How to overcome this: By stating a positive intention at the beginning of the conversation, you set the other person’s emotional brain at ease, so he or she can truly listen to the feedback. Examples could include “I am providing this feedback because I believe it will help you be an even better performer,” or “I have news to share and I want to make sure you know how much I value you when this conversation is over.”
By stating a positive intention for your conversations, you will ensue the other person’s emotional defenses are far less likely to get triggered, allowing his or her cognitive brain to hear and process what you are saying.
- Not asking enough questions. People often start conversations with statements that are accusatory or blaming. The emotional brain is triggered by statements like “you did this” or “you should have done that” or even questions that sound like statements such as “what were you thinking?” or “didn’t you think about how this would impact others?”.
How to overcome this: It’s obvious, but hard to do: Ask lot of questions! When we ask genuine non-judgmental questions, it engages the neo-cortex of the other person (the rational part of his or her brain), causing soothing of the emotional part of the brain. This allows the person to process the feedback, news, or opposing idea without being defensive or closed minded. Example questions could include “What’s your perspective on that?” or “How do you feel things went?” or “What’s this been like for you?”
The other advantage of asking non-judgmental questions is many times people will own up to a mistake or something they did wrong without you even having to bring it up. That way, they end up having the difficult conversation with themselves and you become the coach!
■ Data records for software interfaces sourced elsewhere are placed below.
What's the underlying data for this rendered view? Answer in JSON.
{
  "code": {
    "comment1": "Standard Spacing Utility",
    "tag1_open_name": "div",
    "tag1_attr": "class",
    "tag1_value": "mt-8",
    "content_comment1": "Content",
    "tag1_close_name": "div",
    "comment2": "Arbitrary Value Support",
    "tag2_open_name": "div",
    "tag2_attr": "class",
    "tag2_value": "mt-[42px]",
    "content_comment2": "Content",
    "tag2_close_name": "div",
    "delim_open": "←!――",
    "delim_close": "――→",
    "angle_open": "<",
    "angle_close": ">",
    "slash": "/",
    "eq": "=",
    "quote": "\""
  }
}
- Not saying the Last 8%. When facing a challenging conversation, most people adequately cover the first 92 percent of what they want to cover. When they get to the more difficult part of the conversation—where the other person often starts reacting emotionally by shutting down, blaming, getting defensive, etc.—they avoid the Last 8% of the conversation, which is the part that really needs to be said. What’s missed is the critical information and feedback an individual or organization needs to improve performance, grow, and achieve objectives.
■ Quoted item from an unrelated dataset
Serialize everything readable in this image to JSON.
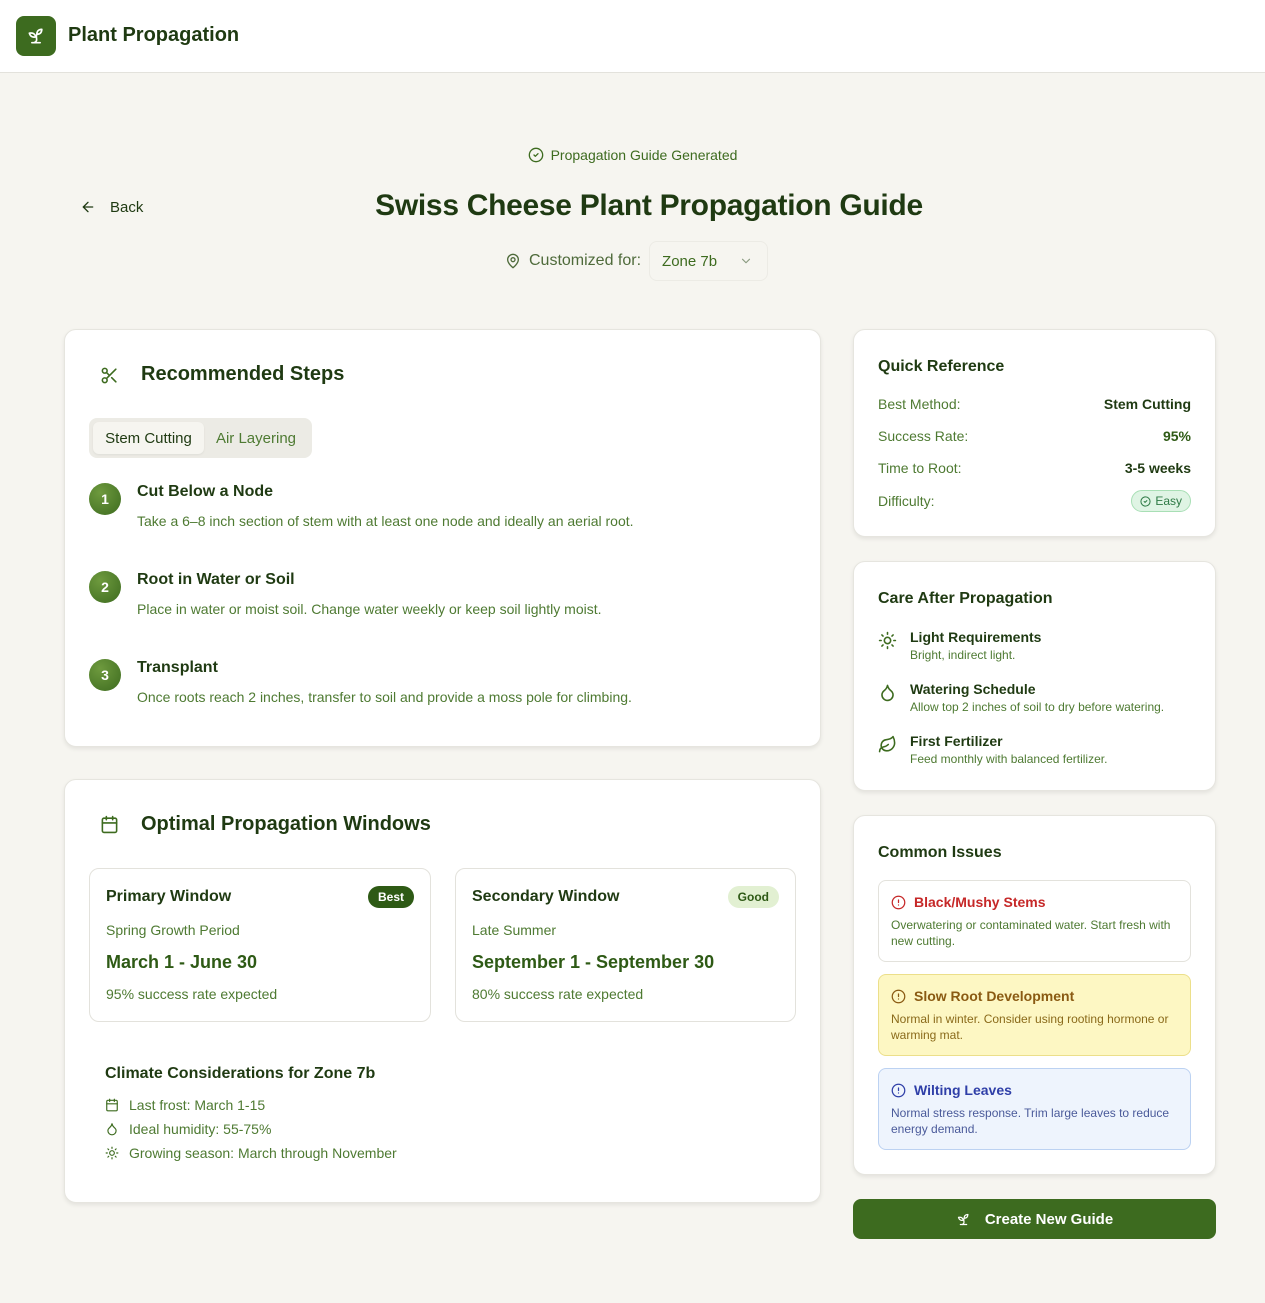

How to overcome this: Before you start the conversation, be clear with yourself about the Last 8% that you need to communicate, even if the other person might not react well (he or she might react well and appreciate your honesty—notice the shift from crisis to opportunity thinking!). Make sure you don’t leave the conversation without saying your Last 8%. You can’t control how another person reacts, but you can ensure you say what needs to be said.
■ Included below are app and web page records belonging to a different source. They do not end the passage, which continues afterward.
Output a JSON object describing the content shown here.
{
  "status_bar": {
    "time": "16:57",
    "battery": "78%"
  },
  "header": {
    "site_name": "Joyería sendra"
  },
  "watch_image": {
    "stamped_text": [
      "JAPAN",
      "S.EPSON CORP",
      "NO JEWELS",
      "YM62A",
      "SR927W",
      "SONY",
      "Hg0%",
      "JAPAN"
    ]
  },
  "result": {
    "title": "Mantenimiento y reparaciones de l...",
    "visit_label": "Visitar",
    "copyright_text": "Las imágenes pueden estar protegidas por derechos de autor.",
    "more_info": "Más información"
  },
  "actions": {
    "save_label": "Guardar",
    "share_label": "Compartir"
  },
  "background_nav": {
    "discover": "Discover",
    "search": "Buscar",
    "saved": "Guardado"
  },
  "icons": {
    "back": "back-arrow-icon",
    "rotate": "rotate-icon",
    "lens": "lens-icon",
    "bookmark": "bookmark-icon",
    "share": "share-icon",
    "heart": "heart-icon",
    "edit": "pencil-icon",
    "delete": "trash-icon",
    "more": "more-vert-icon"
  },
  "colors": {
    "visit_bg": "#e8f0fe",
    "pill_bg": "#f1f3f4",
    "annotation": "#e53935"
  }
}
When we don’t say our Last 8%, it not only leaves us feeling that we have not done our best, it also does a disservice to the other person who needs to hear what we have to say.
Having effective difficult conversations is one of the key differentiators of high performers and world-class organizations. In our research, it was one of the behaviors most highly correlated with Top 10% performers, and also one of the skills people most admired in their exceptional leaders. While having difficult conversations are not easy, it’s a skill that can be learned and mastered. It’s not just something that helps us at work, it makes a huge difference in our personal lives, too!
If you want to learn more about developing your Emotional Intelligence and having skillful difficult conversations, check out our training.
Bill Benjamin is a training and leadership expert at the Institute for Health and Human Potential and a contributor to The New York Times best-selling book, “Performing Under Pressure.” Benjamin speaks on the topics of emotional intelligence and performing under pressure, and is a monthly contributor to CEO Magazine. He works with people in high-pressure environments, including Intel, Goldman Sachs, and the U.S. Marines.